Addressing Brannan’s point that the current training regime means there are inconsistent standards across providers, she argued: “The answer to any current inconsistencies in the training contract is to properly regulate the training contract, not to throw the concept of the training contract in the ‘too hard’ bucket and replace it with another set of exams at the end of an unknown period of time in a law firm, which are cheaper to monitor and which place no onus on the firms to actually train their junior lawyers properly.

“As such, we consider the SRA’s proposals in its present form to be irresponsible and endangering the quality of the solicitor’s profession.

On the cost of the exam, Maund said: “Although we all wish to see the cost of qualifying reduced, the JLD is no way advocating that decreasing the cost of qualification takes priority over ensuring qualifying solicitors are capable of the service that our clients expect of us. Quality does trump cost.”

“However, there is an absence of any evidence that the new proposals will improve quality to the extent that it will be worth the cost to firms or individuals. We can’t see how the new system is going to be cheaper than the current one.

“The SRA has said that the SQE will be of such a high level that you couldn’t pass it without having undertaken an extended period of study such as a qualifying law degree and the LPC – or something similar to the LPC which will probably cost around the same.

“Firms have made it abundantly clear they are still going to require a qualifying law degree or GDL and some sort of LPC-type qualification in addition to the SQE. As a result the system is starting to look exactly the same as before, only now there’s another box to tick and another thing to pay for.”

On diversity, Maund said: “The JLD loves the idea that this exam would level the playing field.”

“We also love the idea that the firm would use it as a benchmark.

“However, the probability of a large number of firms actually waiting until candidates are knocking on the door to admission as a solicitor before recruiting them is zero. The reality is we are moving in the opposite direction and firms are recruiting earlier.

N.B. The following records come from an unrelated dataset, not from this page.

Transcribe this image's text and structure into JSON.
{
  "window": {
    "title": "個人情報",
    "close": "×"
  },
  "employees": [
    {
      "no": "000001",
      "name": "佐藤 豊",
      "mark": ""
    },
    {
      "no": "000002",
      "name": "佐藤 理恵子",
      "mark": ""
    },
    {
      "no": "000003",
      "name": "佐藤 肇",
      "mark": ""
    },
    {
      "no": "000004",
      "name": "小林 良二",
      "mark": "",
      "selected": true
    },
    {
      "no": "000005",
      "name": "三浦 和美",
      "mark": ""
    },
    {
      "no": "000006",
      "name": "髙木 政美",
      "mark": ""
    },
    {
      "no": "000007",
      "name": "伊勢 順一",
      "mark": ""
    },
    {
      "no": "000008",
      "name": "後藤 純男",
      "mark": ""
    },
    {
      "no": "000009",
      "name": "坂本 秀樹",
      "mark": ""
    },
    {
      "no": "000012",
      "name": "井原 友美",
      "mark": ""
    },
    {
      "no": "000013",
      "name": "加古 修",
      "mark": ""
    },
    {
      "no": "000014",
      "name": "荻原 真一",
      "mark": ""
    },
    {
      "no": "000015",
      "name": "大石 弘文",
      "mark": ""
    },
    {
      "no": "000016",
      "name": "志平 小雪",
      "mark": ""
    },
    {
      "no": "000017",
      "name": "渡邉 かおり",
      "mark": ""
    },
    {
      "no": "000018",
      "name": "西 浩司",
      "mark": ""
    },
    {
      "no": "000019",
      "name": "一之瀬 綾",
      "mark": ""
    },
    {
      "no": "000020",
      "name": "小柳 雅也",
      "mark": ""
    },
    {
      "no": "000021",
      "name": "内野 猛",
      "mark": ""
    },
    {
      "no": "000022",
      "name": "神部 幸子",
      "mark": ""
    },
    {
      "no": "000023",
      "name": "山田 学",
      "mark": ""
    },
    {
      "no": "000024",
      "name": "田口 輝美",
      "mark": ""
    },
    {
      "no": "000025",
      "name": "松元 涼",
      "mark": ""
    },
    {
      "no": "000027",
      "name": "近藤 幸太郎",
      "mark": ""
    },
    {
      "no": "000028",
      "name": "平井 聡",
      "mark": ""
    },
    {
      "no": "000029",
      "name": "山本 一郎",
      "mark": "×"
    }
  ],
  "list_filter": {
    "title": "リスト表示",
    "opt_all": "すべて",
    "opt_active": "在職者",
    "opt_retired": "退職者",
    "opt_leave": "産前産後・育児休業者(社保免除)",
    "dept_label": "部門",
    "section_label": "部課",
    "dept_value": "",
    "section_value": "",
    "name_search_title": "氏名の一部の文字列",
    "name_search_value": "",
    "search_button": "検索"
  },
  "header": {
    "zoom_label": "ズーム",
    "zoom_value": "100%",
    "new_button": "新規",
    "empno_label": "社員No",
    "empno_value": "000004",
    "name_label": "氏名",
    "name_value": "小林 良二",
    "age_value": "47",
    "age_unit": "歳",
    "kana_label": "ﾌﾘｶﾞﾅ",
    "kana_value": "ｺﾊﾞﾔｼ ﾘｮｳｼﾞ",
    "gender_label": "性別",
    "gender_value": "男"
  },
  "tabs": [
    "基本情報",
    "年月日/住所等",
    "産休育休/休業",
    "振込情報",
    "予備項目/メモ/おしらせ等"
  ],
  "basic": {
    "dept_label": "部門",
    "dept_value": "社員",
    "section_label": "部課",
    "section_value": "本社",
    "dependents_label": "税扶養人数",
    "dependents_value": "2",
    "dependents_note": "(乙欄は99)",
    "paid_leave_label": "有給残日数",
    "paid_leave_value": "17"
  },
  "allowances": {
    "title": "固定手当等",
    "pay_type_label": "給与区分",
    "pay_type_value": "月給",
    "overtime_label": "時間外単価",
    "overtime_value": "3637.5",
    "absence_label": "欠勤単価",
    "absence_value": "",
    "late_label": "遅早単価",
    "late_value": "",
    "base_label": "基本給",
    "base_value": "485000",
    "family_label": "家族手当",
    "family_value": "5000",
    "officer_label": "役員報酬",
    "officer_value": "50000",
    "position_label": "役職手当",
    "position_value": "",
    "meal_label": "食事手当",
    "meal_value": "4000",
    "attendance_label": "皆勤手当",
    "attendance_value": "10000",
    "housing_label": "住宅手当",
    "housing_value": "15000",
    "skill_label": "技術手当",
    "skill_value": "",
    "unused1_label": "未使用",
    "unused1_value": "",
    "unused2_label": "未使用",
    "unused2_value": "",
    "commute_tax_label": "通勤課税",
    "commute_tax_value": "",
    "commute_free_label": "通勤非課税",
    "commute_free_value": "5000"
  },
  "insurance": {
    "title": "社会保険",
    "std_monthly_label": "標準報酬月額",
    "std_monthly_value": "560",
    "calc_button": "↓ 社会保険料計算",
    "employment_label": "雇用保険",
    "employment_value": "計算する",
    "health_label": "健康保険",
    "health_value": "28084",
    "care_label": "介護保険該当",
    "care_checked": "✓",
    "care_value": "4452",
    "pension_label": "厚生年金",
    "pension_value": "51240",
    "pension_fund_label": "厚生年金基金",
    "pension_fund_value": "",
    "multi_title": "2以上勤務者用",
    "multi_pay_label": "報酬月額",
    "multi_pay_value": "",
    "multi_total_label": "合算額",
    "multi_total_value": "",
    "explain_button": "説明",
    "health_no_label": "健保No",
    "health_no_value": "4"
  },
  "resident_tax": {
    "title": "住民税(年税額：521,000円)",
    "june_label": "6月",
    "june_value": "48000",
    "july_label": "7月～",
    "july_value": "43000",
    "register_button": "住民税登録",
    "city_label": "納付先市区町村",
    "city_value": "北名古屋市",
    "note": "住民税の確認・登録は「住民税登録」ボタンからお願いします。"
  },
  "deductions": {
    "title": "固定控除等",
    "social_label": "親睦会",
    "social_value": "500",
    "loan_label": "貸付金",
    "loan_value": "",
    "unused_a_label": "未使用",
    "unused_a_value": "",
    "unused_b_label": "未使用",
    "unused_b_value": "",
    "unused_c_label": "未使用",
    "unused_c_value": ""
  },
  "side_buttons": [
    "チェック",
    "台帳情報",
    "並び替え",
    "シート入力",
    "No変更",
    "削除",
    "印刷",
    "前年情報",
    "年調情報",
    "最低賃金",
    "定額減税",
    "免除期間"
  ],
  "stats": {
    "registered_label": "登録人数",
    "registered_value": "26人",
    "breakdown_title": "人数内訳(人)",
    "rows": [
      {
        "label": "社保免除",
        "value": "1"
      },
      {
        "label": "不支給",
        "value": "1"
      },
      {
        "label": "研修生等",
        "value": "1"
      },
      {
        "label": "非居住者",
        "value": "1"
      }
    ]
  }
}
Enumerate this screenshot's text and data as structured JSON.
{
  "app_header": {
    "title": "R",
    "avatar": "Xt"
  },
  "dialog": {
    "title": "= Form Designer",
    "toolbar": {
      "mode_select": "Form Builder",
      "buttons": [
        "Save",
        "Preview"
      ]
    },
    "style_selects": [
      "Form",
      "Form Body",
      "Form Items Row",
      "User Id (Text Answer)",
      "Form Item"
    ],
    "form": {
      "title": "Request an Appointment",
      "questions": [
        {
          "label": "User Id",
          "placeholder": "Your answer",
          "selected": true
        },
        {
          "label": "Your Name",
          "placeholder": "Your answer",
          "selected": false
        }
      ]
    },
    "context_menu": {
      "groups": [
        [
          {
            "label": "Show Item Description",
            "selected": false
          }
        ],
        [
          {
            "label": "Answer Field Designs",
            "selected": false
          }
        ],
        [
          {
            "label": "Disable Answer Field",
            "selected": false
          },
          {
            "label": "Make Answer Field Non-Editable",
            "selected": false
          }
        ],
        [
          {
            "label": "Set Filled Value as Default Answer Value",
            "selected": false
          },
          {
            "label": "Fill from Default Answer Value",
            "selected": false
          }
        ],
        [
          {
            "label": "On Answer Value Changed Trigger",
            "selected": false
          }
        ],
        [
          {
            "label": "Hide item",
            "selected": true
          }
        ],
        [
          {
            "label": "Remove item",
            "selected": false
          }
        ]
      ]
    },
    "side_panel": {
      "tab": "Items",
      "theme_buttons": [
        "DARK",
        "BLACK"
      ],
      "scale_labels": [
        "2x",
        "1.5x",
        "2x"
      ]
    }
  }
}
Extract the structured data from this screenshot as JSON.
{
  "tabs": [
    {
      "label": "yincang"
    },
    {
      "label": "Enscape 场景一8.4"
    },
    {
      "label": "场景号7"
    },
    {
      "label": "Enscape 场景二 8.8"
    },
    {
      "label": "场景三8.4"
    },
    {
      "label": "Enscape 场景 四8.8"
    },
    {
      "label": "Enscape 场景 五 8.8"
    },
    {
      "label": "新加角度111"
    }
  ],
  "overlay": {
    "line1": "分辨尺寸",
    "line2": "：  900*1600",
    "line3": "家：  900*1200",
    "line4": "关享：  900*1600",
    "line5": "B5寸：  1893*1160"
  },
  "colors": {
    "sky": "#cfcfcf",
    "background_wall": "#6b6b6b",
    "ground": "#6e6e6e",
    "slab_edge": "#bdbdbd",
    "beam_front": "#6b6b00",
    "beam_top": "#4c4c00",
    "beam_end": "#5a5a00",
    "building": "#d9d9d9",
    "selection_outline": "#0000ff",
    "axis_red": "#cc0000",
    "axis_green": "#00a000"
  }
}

“Therefore, it’s really likely that the people who attend top universities will still be plucked out in their second year, have their study and SQE exam paid for, while those who didn’t go to the best university because they didn’t have the best A levels will still have to paralegal for years before a firm will even look at them.”